Among the 261 children who stayed in the study, the number of seizures was reduced by about half on average, according to lead researcher Dr. Orrin Devinsky of New York University Langone Medical Center.
Some children continued to benefit from the treatment after the study ended. “In the subsequent periods, which are very encouraging, 9 percent of all patients and 13 percent of those with Dravet Syndrome epilepsy were seizure-free. Many have never been seizure-free before,” he says. Dravet syndrome is a rare and catastrophic form of intractable epilepsy that begins in infancy.
Devinsky noted some children did worse on cannabidiol, but he does not yet know whether the drug itself was the cause.

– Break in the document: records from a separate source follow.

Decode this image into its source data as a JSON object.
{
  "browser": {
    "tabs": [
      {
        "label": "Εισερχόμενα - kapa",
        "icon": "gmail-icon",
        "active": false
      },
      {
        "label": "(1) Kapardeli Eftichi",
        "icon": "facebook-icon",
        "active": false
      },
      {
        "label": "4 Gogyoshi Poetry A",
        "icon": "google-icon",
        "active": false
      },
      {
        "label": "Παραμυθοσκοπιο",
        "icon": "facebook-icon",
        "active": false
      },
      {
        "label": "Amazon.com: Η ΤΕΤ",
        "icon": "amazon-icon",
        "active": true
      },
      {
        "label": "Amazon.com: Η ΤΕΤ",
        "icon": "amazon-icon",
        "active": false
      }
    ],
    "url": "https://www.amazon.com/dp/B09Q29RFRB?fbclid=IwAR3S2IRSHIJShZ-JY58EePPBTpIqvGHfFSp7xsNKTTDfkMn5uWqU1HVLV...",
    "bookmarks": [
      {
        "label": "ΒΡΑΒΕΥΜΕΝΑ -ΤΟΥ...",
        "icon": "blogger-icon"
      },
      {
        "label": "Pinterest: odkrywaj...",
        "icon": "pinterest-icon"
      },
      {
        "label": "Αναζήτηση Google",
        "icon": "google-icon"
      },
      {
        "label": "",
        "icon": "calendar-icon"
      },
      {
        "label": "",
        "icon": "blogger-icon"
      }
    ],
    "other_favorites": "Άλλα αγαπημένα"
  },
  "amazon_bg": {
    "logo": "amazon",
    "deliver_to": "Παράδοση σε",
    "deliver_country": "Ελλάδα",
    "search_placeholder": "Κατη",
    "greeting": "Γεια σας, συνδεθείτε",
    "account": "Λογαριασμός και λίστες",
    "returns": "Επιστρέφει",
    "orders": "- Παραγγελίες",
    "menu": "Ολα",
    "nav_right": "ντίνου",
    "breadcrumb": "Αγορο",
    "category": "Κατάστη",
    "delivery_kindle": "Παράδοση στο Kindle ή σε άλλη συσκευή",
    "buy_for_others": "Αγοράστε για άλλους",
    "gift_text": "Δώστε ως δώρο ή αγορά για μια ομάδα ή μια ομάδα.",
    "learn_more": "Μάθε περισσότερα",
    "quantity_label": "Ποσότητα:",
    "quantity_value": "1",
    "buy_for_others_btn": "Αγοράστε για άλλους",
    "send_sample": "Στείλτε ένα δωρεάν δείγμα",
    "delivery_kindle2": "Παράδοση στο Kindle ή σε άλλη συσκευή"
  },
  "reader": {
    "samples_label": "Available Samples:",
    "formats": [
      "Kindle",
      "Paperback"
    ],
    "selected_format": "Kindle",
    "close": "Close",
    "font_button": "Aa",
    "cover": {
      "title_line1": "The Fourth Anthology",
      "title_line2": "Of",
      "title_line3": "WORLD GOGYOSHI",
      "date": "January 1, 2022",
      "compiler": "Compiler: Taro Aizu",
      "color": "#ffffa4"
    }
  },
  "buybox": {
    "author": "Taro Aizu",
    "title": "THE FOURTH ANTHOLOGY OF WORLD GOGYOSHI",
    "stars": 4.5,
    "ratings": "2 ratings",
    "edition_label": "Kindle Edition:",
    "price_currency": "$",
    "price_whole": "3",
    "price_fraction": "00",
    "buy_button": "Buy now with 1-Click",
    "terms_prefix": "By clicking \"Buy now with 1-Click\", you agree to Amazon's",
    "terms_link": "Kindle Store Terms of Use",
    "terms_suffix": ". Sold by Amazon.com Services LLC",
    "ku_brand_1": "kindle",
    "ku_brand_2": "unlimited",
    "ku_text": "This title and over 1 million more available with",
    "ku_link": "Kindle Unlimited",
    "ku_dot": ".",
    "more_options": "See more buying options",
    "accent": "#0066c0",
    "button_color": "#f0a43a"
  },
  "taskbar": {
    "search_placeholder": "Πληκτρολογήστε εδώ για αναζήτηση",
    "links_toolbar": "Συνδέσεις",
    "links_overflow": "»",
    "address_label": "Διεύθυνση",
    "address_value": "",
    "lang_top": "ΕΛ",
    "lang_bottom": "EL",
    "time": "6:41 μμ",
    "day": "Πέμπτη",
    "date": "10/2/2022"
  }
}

Another study followed 25 children with drug-resistant epilepsy who took cannabidiol for a year. Some children improved, while others did worse, said lead researcher Dr. Maria Robert Cilio of UCSF Benioff Children’s Hospital. “For one particular child, the more the dose of [cannabidiol] was increasing, that increase was paralleled with an increase in seizure frequency,” she said.
Dr. Brenda Porter, a pediatric neurologist at Stanford University School of Medicine, who was not involved in the studies, told NPR doctors are concerned about parents who try cannabis products on their children with epilepsy.
Dr. Devinsky agrees. “It’s a very worrisome time. People go off and do their own thing, if things go wrong, you don’t know why. You want data, and you don’t have it, and all the families are just trying things,” he said.